The prime demographic for women for getting breast cancer is typically between the ages of 50 and 70,” Thomas Samuel, MD a breast oncologist at Cleveland Clinic Florida, said. But still 1,000 women under 40 die from breast cancer every year and there’s no effective breast cancer screening tool for women under 40. Mammograms are not an effective screening tool for women under 40 because the breast tissue is too dense. So experts recommend women 20 and older perform monthly breast self-examinations the day after their period ends.
“We also do recommend women to have a physician breast exam beginning or the end around age 25 on an annual bases and typically a primary care doctor or a gynecologist would be the ones who do that,” continued Dr. Samuel.
Some other things to note for breast cancer in younger women: breast cancer tends to be found in later stages and be more aggressive. Younger women also have a higher mortality rate when it comes to breast cancer and the risk of metastatic recurrence is higher. Even though breast cancer is still more prevalent in an older demographic, that does not mean it’s not impossible in younger women.

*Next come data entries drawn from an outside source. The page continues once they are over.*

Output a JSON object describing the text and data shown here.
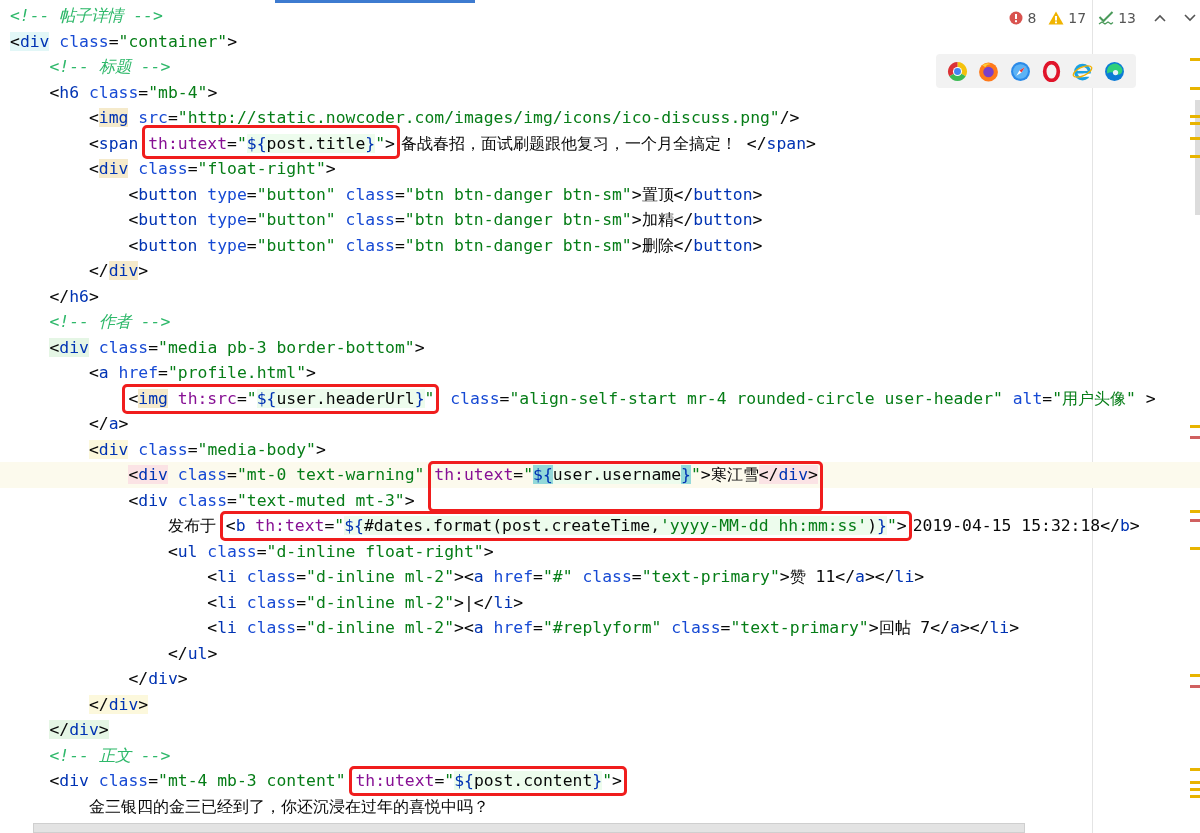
{
  "editor": {
    "lines": [
      {
        "current": false,
        "tokens": [
          {
            "kind": "comment",
            "text": "<!-- 帖子详情 -->"
          }
        ]
      },
      {
        "current": false,
        "tokens": [
          {
            "kind": "punct",
            "text": "<",
            "color": "#e2f7f7"
          },
          {
            "kind": "tag",
            "text": "div",
            "color": "#e2f7f7"
          },
          {
            "kind": "attr",
            "text": " class"
          },
          {
            "kind": "punct",
            "text": "="
          },
          {
            "kind": "string",
            "text": "\"container\""
          },
          {
            "kind": "punct",
            "text": ">"
          }
        ],
        "children": [
          {
            "current": false,
            "tokens": [
              {
                "kind": "comment",
                "text": "<!-- 标题 -->"
              }
            ]
          },
          {
            "current": false,
            "tokens": [
              {
                "kind": "punct",
                "text": "<"
              },
              {
                "kind": "tag",
                "text": "h6"
              },
              {
                "kind": "attr",
                "text": " class"
              },
              {
                "kind": "punct",
                "text": "="
              },
              {
                "kind": "string",
                "text": "\"mb-4\""
              },
              {
                "kind": "punct",
                "text": ">"
              }
            ],
            "children": [
              {
                "current": false,
                "tokens": [
                  {
                    "kind": "punct",
                    "text": "<"
                  },
                  {
                    "kind": "tag",
                    "text": "img",
                    "color": "#f5eacb"
                  },
                  {
                    "kind": "attr",
                    "text": " src"
                  },
                  {
                    "kind": "punct",
                    "text": "="
                  },
                  {
                    "kind": "string",
                    "text": "\"http://static.nowcoder.com/images/img/icons/ico-discuss.png\""
                  },
                  {
                    "kind": "punct",
                    "text": "/>"
                  }
                ]
              },
              {
                "current": false,
                "tokens": [
                  {
                    "kind": "punct",
                    "text": "<"
                  },
                  {
                    "kind": "tag",
                    "text": "span "
                  }
                ],
                "kind": "upward",
                "boxed": [
                  {
                    "kind": "th",
                    "text": "th:utext"
                  },
                  {
                    "kind": "punct",
                    "text": "="
                  },
                  {
                    "kind": "string",
                    "text": "\""
                  },
                  {
                    "kind": "brace",
                    "text": "${"
                  },
                  {
                    "kind": "expr",
                    "text": "post.title"
                  },
                  {
                    "kind": "brace",
                    "text": "}"
                  },
                  {
                    "kind": "string",
                    "text": "\""
                  },
                  {
                    "kind": "punct",
                    "text": ">"
                  }
                ],
                "after": [
                  {
                    "kind": "text",
                    "text": "备战春招，面试刷题跟他复习，一个月全搞定！"
                  },
                  {
                    "kind": "punct",
                    "text": " </"
                  },
                  {
                    "kind": "tag",
                    "text": "span"
                  },
                  {
                    "kind": "punct",
                    "text": ">"
                  }
                ]
              },
              {
                "current": false,
                "tokens": [
                  {
                    "kind": "punct",
                    "text": "<"
                  },
                  {
                    "kind": "tag",
                    "text": "div",
                    "color": "#f5eacb"
                  },
                  {
                    "kind": "attr",
                    "text": " class"
                  },
                  {
                    "kind": "punct",
                    "text": "="
                  },
                  {
                    "kind": "string",
                    "text": "\"float-right\""
                  },
                  {
                    "kind": "punct",
                    "text": ">"
                  }
                ],
                "children": [
                  {
                    "current": false,
                    "tokens": [
                      {
                        "kind": "punct",
                        "text": "<"
                      },
                      {
                        "kind": "tag",
                        "text": "button"
                      },
                      {
                        "kind": "attr",
                        "text": " type"
                      },
                      {
                        "kind": "punct",
                        "text": "="
                      },
                      {
                        "kind": "string",
                        "text": "\"button\""
                      },
                      {
                        "kind": "attr",
                        "text": " class"
                      },
                      {
                        "kind": "punct",
                        "text": "="
                      },
                      {
                        "kind": "string",
                        "text": "\"btn btn-danger btn-sm\""
                      },
                      {
                        "kind": "punct",
                        "text": ">"
                      },
                      {
                        "kind": "text",
                        "text": "置顶"
                      },
                      {
                        "kind": "punct",
                        "text": "</"
                      },
                      {
                        "kind": "tag",
                        "text": "button"
                      },
                      {
                        "kind": "punct",
                        "text": ">"
                      }
                    ]
                  },
                  {
                    "current": false,
                    "tokens": [
                      {
                        "kind": "punct",
                        "text": "<"
                      },
                      {
                        "kind": "tag",
                        "text": "button"
                      },
                      {
                        "kind": "attr",
                        "text": " type"
                      },
                      {
                        "kind": "punct",
                        "text": "="
                      },
                      {
                        "kind": "string",
                        "text": "\"button\""
                      },
                      {
                        "kind": "attr",
                        "text": " class"
                      },
                      {
                        "kind": "punct",
                        "text": "="
                      },
                      {
                        "kind": "string",
                        "text": "\"btn btn-danger btn-sm\""
                      },
                      {
                        "kind": "punct",
                        "text": ">"
                      },
                      {
                        "kind": "text",
                        "text": "加精"
                      },
                      {
                        "kind": "punct",
                        "text": "</"
                      },
                      {
                        "kind": "tag",
                        "text": "button"
                      },
                      {
                        "kind": "punct",
                        "text": ">"
                      }
                    ]
                  },
                  {
                    "current": false,
                    "tokens": [
                      {
                        "kind": "punct",
                        "text": "<"
                      },
                      {
                        "kind": "tag",
                        "text": "button"
                      },
                      {
                        "kind": "attr",
                        "text": " type"
                      },
                      {
                        "kind": "punct",
                        "text": "="
                      },
                      {
                        "kind": "string",
                        "text": "\"button\""
                      },
                      {
                        "kind": "attr",
                        "text": " class"
                      },
                      {
                        "kind": "punct",
                        "text": "="
                      },
                      {
                        "kind": "string",
                        "text": "\"btn btn-danger btn-sm\""
                      },
                      {
                        "kind": "punct",
                        "text": ">"
                      },
                      {
                        "kind": "text",
                        "text": "删除"
                      },
                      {
                        "kind": "punct",
                        "text": "</"
                      },
                      {
                        "kind": "tag",
                        "text": "button"
                      },
                      {
                        "kind": "punct",
                        "text": ">"
                      }
                    ]
                  }
                ]
              },
              {
                "current": false,
                "tokens": [
                  {
                    "kind": "punct",
                    "text": "</"
                  },
                  {
                    "kind": "tag",
                    "text": "div",
                    "color": "#f5eacb"
                  },
                  {
                    "kind": "punct",
                    "text": ">"
                  }
                ]
              }
            ]
          },
          {
            "current": false,
            "tokens": [
              {
                "kind": "punct",
                "text": "</"
              },
              {
                "kind": "tag",
                "text": "h6"
              },
              {
                "kind": "punct",
                "text": ">"
              }
            ]
          },
          {
            "current": false,
            "tokens": [
              {
                "kind": "comment",
                "text": "<!-- 作者 -->"
              }
            ]
          },
          {
            "current": false,
            "tokens": [
              {
                "kind": "punct",
                "text": "<",
                "color": "#e5f6e5"
              },
              {
                "kind": "tag",
                "text": "div",
                "color": "#e5f6e5"
              },
              {
                "kind": "attr",
                "text": " class"
              },
              {
                "kind": "punct",
                "text": "="
              },
              {
                "kind": "string",
                "text": "\"media pb-3 border-bottom\""
              },
              {
                "kind": "punct",
                "text": ">"
              }
            ],
            "children": [
              {
                "current": false,
                "tokens": [
                  {
                    "kind": "punct",
                    "text": "<"
                  },
                  {
                    "kind": "tag",
                    "text": "a"
                  },
                  {
                    "kind": "attr",
                    "text": " href"
                  },
                  {
                    "kind": "punct",
                    "text": "="
                  },
                  {
                    "kind": "string",
                    "text": "\"profile.html\""
                  },
                  {
                    "kind": "punct",
                    "text": ">"
                  }
                ],
                "children": [
                  {
                    "current": false,
                    "kind": "boxed",
                    "boxed": [
                      {
                        "kind": "punct",
                        "text": "<"
                      },
                      {
                        "kind": "tag",
                        "text": "img",
                        "color": "#f5eacb"
                      },
                      {
                        "kind": "th",
                        "text": " th:src"
                      },
                      {
                        "kind": "punct",
                        "text": "="
                      },
                      {
                        "kind": "string",
                        "text": "\""
                      },
                      {
                        "kind": "brace",
                        "text": "${"
                      },
                      {
                        "kind": "expr",
                        "text": "user.headerUrl"
                      },
                      {
                        "kind": "brace",
                        "text": "}"
                      },
                      {
                        "kind": "string",
                        "text": "\""
                      }
                    ],
                    "after": [
                      {
                        "kind": "attr",
                        "text": " class"
                      },
                      {
                        "kind": "punct",
                        "text": "="
                      },
                      {
                        "kind": "string",
                        "text": "\"align-self-start mr-4 rounded-circle user-header\""
                      },
                      {
                        "kind": "attr",
                        "text": " alt"
                      },
                      {
                        "kind": "punct",
                        "text": "="
                      },
                      {
                        "kind": "string",
                        "text": "\"用户头像\""
                      },
                      {
                        "kind": "punct",
                        "text": " >"
                      }
                    ]
                  }
                ]
              },
              {
                "current": false,
                "tokens": [
                  {
                    "kind": "punct",
                    "text": "</"
                  },
                  {
                    "kind": "tag",
                    "text": "a"
                  },
                  {
                    "kind": "punct",
                    "text": ">"
                  }
                ]
              },
              {
                "current": false,
                "tokens": [
                  {
                    "kind": "punct",
                    "text": "<",
                    "color": "#fcf8dc"
                  },
                  {
                    "kind": "tag",
                    "text": "div",
                    "color": "#fcf8dc"
                  },
                  {
                    "kind": "attr",
                    "text": " class"
                  },
                  {
                    "kind": "punct",
                    "text": "="
                  },
                  {
                    "kind": "string",
                    "text": "\"media-body\""
                  },
                  {
                    "kind": "punct",
                    "text": ">"
                  }
                ],
                "children": [
                  {
                    "current": true,
                    "tokens": [
                      {
                        "kind": "punct",
                        "text": "<",
                        "color": "#fbe3e5"
                      },
                      {
                        "kind": "tag",
                        "text": "div",
                        "color": "#fbe3e5"
                      },
                      {
                        "kind": "attr",
                        "text": " class"
                      },
                      {
                        "kind": "punct",
                        "text": "="
                      },
                      {
                        "kind": "string",
                        "text": "\"mt-0 text-warning\" "
                      }
                    ],
                    "kind": "downward",
                    "boxed": [
                      {
                        "kind": "th",
                        "text": "th:utext"
                      },
                      {
                        "kind": "punct",
                        "text": "="
                      },
                      {
                        "kind": "string",
                        "text": "\""
                      },
                      {
                        "kind": "brace",
                        "text": "${",
                        "color": "#93d9d9"
                      },
                      {
                        "kind": "expr",
                        "text": "user.username"
                      },
                      {
                        "kind": "brace",
                        "text": "}",
                        "color": "#93d9d9"
                      },
                      {
                        "kind": "string",
                        "text": "\""
                      },
                      {
                        "kind": "punct",
                        "text": ">"
                      },
                      {
                        "kind": "text",
                        "text": "寒江雪"
                      },
                      {
                        "kind": "punct",
                        "text": "</",
                        "color": "#fbe3e5"
                      },
                      {
                        "kind": "tag",
                        "text": "div",
                        "color": "#fbe3e5"
                      },
                      {
                        "kind": "punct",
                        "text": ">",
                        "color": "#fbe3e5"
                      }
                    ]
                  },
                  {
                    "current": false,
                    "tokens": [
                      {
                        "kind": "punct",
                        "text": "<"
                      },
                      {
                        "kind": "tag",
                        "text": "div"
                      },
                      {
                        "kind": "attr",
                        "text": " class"
                      },
                      {
                        "kind": "punct",
                        "text": "="
                      },
                      {
                        "kind": "string",
                        "text": "\"text-muted mt-3\""
                      },
                      {
                        "kind": "punct",
                        "text": ">"
                      }
                    ],
                    "children": [
                      {
                        "current": false,
                        "tokens": [
                          {
                            "kind": "text",
                            "text": "发布于 "
                          }
                        ],
                        "kind": "boxed",
                        "boxed": [
                          {
                            "kind": "punct",
                            "text": "<"
                          },
                          {
                            "kind": "tag",
                            "text": "b"
                          },
                          {
                            "kind": "th",
                            "text": " th:text"
                          },
                          {
                            "kind": "punct",
                            "text": "="
                          },
                          {
                            "kind": "string",
                            "text": "\""
                          },
                          {
                            "kind": "brace",
                            "text": "${"
                          },
                          {
                            "kind": "expr",
                            "text": "#dates.format(post.createTime,"
                          },
                          {
                            "kind": "exprstring",
                            "text": "'yyyy-MM-dd hh:mm:ss'"
                          },
                          {
                            "kind": "expr",
                            "text": ")"
                          },
                          {
                            "kind": "brace",
                            "text": "}"
                          },
                          {
                            "kind": "string",
                            "text": "\""
                          },
                          {
                            "kind": "punct",
                            "text": ">"
                          }
                        ],
                        "after": [
                          {
                            "kind": "text",
                            "text": "2019-04-15 15:32:18"
                          },
                          {
                            "kind": "punct",
                            "text": "</"
                          },
                          {
                            "kind": "tag",
                            "text": "b"
                          },
                          {
                            "kind": "punct",
                            "text": ">"
                          }
                        ]
                      },
                      {
                        "current": false,
                        "tokens": [
                          {
                            "kind": "punct",
                            "text": "<"
                          },
                          {
                            "kind": "tag",
                            "text": "ul"
                          },
                          {
                            "kind": "attr",
                            "text": " class"
                          },
                          {
                            "kind": "punct",
                            "text": "="
                          },
                          {
                            "kind": "string",
                            "text": "\"d-inline float-right\""
                          },
                          {
                            "kind": "punct",
                            "text": ">"
                          }
                        ],
                        "children": [
                          {
                            "current": false,
                            "tokens": [
                              {
                                "kind": "punct",
                                "text": "<"
                              },
                              {
                                "kind": "tag",
                                "text": "li"
                              },
                              {
                                "kind": "attr",
                                "text": " class"
                              },
                              {
                                "kind": "punct",
                                "text": "="
                              },
                              {
                                "kind": "string",
                                "text": "\"d-inline ml-2\""
                              },
                              {
                                "kind": "punct",
                                "text": "><"
                              },
                              {
                                "kind": "tag",
                                "text": "a"
                              },
                              {
                                "kind": "attr",
                                "text": " href"
                              },
                              {
                                "kind": "punct",
                                "text": "="
                              },
                              {
                                "kind": "string",
                                "text": "\"#\""
                              },
                              {
                                "kind": "attr",
                                "text": " class"
                              },
                              {
                                "kind": "punct",
                                "text": "="
                              },
                              {
                                "kind": "string",
                                "text": "\"text-primary\""
                              },
                              {
                                "kind": "punct",
                                "text": ">"
                              },
                              {
                                "kind": "text",
                                "text": "赞 11"
                              },
                              {
                                "kind": "punct",
                                "text": "</"
                              },
                              {
                                "kind": "tag",
                                "text": "a"
                              },
                              {
                                "kind": "punct",
                                "text": "></"
                              },
                              {
                                "kind": "tag",
                                "text": "li"
                              },
                              {
                                "kind": "punct",
                                "text": ">"
                              }
                            ]
                          },
                          {
                            "current": false,
                            "tokens": [
                              {
                                "kind": "punct",
                                "text": "<"
                              },
                              {
                                "kind": "tag",
                                "text": "li"
                              },
                              {
                                "kind": "attr",
                                "text": " class"
                              },
                              {
                                "kind": "punct",
                                "text": "="
                              },
                              {
                                "kind": "string",
                                "text": "\"d-inline ml-2\""
                              },
                              {
                                "kind": "punct",
                                "text": ">"
                              },
                              {
                                "kind": "text",
                                "text": "|"
                              },
                              {
                                "kind": "punct",
                                "text": "</"
                              },
                              {
                                "kind": "tag",
                                "text": "li"
                              },
                              {
                                "kind": "punct",
                                "text": ">"
                              }
                            ]
                          },
                          {
                            "current": false,
                            "tokens": [
                              {
                                "kind": "punct",
                                "text": "<"
                              },
                              {
                                "kind": "tag",
                                "text": "li"
                              },
                              {
                                "kind": "attr",
                                "text": " class"
                              },
                              {
                                "kind": "punct",
                                "text": "="
                              },
                              {
                                "kind": "string",
                                "text": "\"d-inline ml-2\""
                              },
                              {
                                "kind": "punct",
                                "text": "><"
                              },
                              {
                                "kind": "tag",
                                "text": "a"
                              },
                              {
                                "kind": "attr",
                                "text": " href"
                              },
                              {
                                "kind": "punct",
                                "text": "="
                              },
                              {
                                "kind": "string",
                                "text": "\"#replyform\""
                              },
                              {
                                "kind": "attr",
                                "text": " class"
                              },
                              {
                                "kind": "punct",
                                "text": "="
                              },
                              {
                                "kind": "string",
                                "text": "\"text-primary\""
                              },
                              {
                                "kind": "punct",
                                "text": ">"
                              },
                              {
                                "kind": "text",
                                "text": "回帖 7"
                              },
                              {
                                "kind": "punct",
                                "text": "</"
                              },
                              {
                                "kind": "tag",
                                "text": "a"
                              },
                              {
                                "kind": "punct",
                                "text": "></"
                              },
                              {
                                "kind": "tag",
                                "text": "li"
                              },
                              {
                                "kind": "punct",
                                "text": ">"
                              }
                            ]
                          }
                        ]
                      },
                      {
                        "current": false,
                        "tokens": [
                          {
                            "kind": "punct",
                            "text": "</"
                          },
                          {
                            "kind": "tag",
                            "text": "ul"
                          },
                          {
                            "kind": "punct",
                            "text": ">"
                          }
                        ]
                      }
                    ]
                  },
                  {
                    "current": false,
                    "tokens": [
                      {
                        "kind": "punct",
                        "text": "</"
                      },
                      {
                        "kind": "tag",
                        "text": "div"
                      },
                      {
                        "kind": "punct",
                        "text": ">"
                      }
                    ]
                  }
                ]
              },
              {
                "current": false,
                "tokens": [
                  {
                    "kind": "punct",
                    "text": "</",
                    "color": "#fcf8dc"
                  },
                  {
                    "kind": "tag",
                    "text": "div",
                    "color": "#fcf8dc"
                  },
                  {
                    "kind": "punct",
                    "text": ">",
                    "color": "#fcf8dc"
                  }
                ]
              }
            ]
          },
          {
            "current": false,
            "tokens": [
              {
                "kind": "punct",
                "text": "</",
                "color": "#e5f6e5"
              },
              {
                "kind": "tag",
                "text": "div",
                "color": "#e5f6e5"
              },
              {
                "kind": "punct",
                "text": ">",
                "color": "#e5f6e5"
              }
            ]
          },
          {
            "current": false,
            "tokens": [
              {
                "kind": "comment",
                "text": "<!-- 正文 -->"
              }
            ]
          },
          {
            "current": false,
            "tokens": [
              {
                "kind": "punct",
                "text": "<"
              },
              {
                "kind": "tag",
                "text": "div"
              },
              {
                "kind": "attr",
                "text": " class"
              },
              {
                "kind": "punct",
                "text": "="
              },
              {
                "kind": "string",
                "text": "\"mt-4 mb-3 content\" "
              }
            ],
            "kind": "boxed",
            "boxed": [
              {
                "kind": "th",
                "text": "th:utext"
              },
              {
                "kind": "punct",
                "text": "="
              },
              {
                "kind": "string",
                "text": "\""
              },
              {
                "kind": "brace",
                "text": "${"
              },
              {
                "kind": "expr",
                "text": "post.content"
              },
              {
                "kind": "brace",
                "text": "}"
              },
              {
                "kind": "string",
                "text": "\""
              },
              {
                "kind": "punct",
                "text": ">"
              }
            ],
            "children": [
              {
                "current": false,
                "tokens": [
                  {
                    "kind": "text",
                    "text": "金三银四的金三已经到了，你还沉浸在过年的喜悦中吗？"
                  }
                ]
              }
            ]
          }
        ]
      }
    ]
  },
  "inspections": {
    "errors": "8",
    "warnings": "17",
    "weak_warnings": "13"
  }
}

Breast cancer is also the most common form of cancer diagnosed in pregnant women or women who have recently given birth. About 30 percent of breast cancer in young women is found a few years after having a child.